Genetically modified organisms (GMOs) are contained in most of the processed foods we find every day in the grocery store, yet many people are unaware of their existence or know little about them.
Since their introduction in 1996, genetically modified (GM) foods have become a topic of controversy. GM foods are created from plant or, (in much less common cases, though that may change) animal sources that have been genetically manipulated and changed. GMO stands for “genetically modified organism”; the term GM or GE (genetically engineered) is used to describe foods containing these unnatural ingredients. The end result is a laboratory creation that has traits and characteristics that are deemed desirable (for example, papayas that resist the ringspot virus and produce that resists spoiling so it can be stored longer). It hasn’t been found that GM foods pose any short-term threat to health, but we don’t have any way of knowing what long-term effects may be. An important part of the controversy surrounding GMOs is our right to know when–and why–we’re consuming them. Also controversial is the dearth of independent studies done on long-term effects of consuming genetically modified food.
What are the most common examples of GM foods?
A summary of crops, foods and food ingredients that have been genetically modified in the U.S. as of May, 2010: Currently commercialized GM crops in the U.S. include soy (94%), cotton (90%), canola (90%), sugar beets (95%), corn (88%), Hawaiian papaya (more than 50%), zucchini and yellow squash (over 24,000 acres).
Other Sources of GMOs:
- Dairy products from cows injected with the GM hormone rbGH
- Food additives, enzymes, flavorings, and processing agents, including the sweetener aspartame (NutraSweet) and rennet used to make hard cheeses
- Meat, eggs, and dairy products from animals that have eaten GM feed
- Honey and bee pollen that may have GM sources of pollen
- Contamination or pollination caused by GM seeds or pollen
Some food ingredients that may be genetically modified: Vegetable oil, vegetable fat and margarines (made with soy, corn, cottonseed, and/or canola)
Ingredients derived from soybeans: Soy flour, soy protein, soy isolates, soy isoflavones, soy lecithin, vegetable proteins, textured vegetable protein (TVP), tofu, tamari, tempeh, and soy protein supplements.
Ingredients derived from corn: Corn flour, corn gluten, corn masa, corn starch, corn syrup, cornmeal, and High-Fructose Corn Syrup (HFCS).
Why is labeling important?

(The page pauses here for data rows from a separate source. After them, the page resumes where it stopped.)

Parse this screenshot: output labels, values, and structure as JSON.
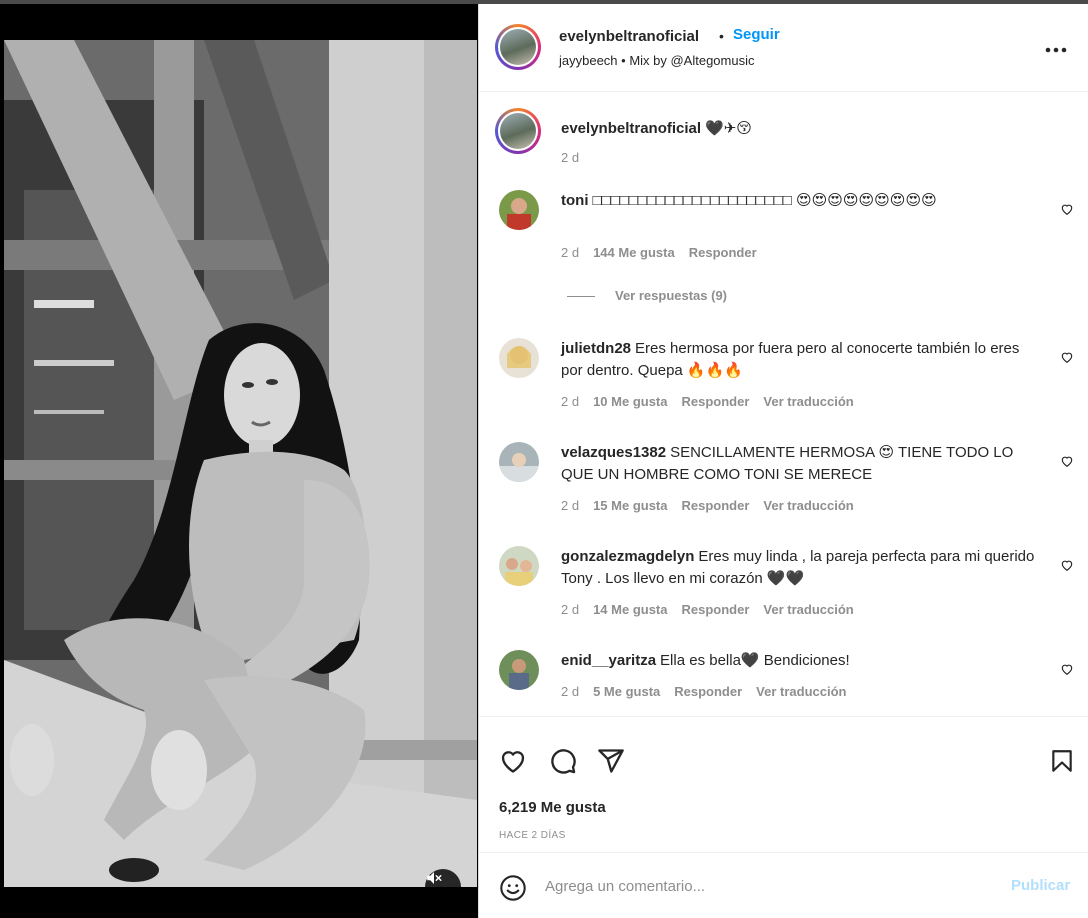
{
  "post": {
    "username": "evelynbeltranoficial",
    "follow_label": "Seguir",
    "dot": "•",
    "audio": "jayybeech • Mix by @Altegomusic",
    "caption_user": "evelynbeltranoficial",
    "caption_text": "🖤✈😚",
    "caption_time": "2 d"
  },
  "comments": [
    {
      "user": "toni",
      "text": "□□□□□□□□□□□□□□□□□□□□□□ 😍😍😍😍😍😍😍😍😍",
      "time": "2 d",
      "likes": "144 Me gusta",
      "reply": "Responder",
      "view_replies": "Ver respuestas (9)"
    },
    {
      "user": "julietdn28",
      "text": "Eres hermosa por fuera pero al conocerte también lo eres por dentro. Quepa 🔥🔥🔥",
      "time": "2 d",
      "likes": "10 Me gusta",
      "reply": "Responder",
      "translate": "Ver traducción"
    },
    {
      "user": "velazques1382",
      "text": "SENCILLAMENTE HERMOSA 😍 TIENE TODO LO QUE UN HOMBRE COMO TONI SE MERECE",
      "time": "2 d",
      "likes": "15 Me gusta",
      "reply": "Responder",
      "translate": "Ver traducción"
    },
    {
      "user": "gonzalezmagdelyn",
      "text": "Eres muy linda , la pareja perfecta para mi querido Tony . Los llevo en mi corazón 🖤🖤",
      "time": "2 d",
      "likes": "14 Me gusta",
      "reply": "Responder",
      "translate": "Ver traducción"
    },
    {
      "user": "enid__yaritza",
      "text": "Ella es bella🖤 Bendiciones!",
      "time": "2 d",
      "likes": "5 Me gusta",
      "reply": "Responder",
      "translate": "Ver traducción"
    }
  ],
  "footer": {
    "likes": "6,219 Me gusta",
    "time": "HACE 2 DÍAS",
    "comment_placeholder": "Agrega un comentario...",
    "publish_label": "Publicar"
  },
  "colors": {
    "accent": "#0095f6",
    "publish_disabled": "#b2dffc",
    "meta_gray": "#8e8e8e"
  }
}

Every consumer has the right to know what the products he buys is made from–even more so for products we eat and feed our children. Currently the European Union, Australia, Brazil, Chile, China, India, Indonesia, Japan, New Zealand, Russia, Saudi Arabia, South Korea, Taiwan, Thailand and Venezuela require labeling of foods containing GM ingredients. Absent from this list of countries is both Canada and the United States. In November of 2012 a proposal to label GM containing foods in the state of California lost by a slim margin of 52% to 48%.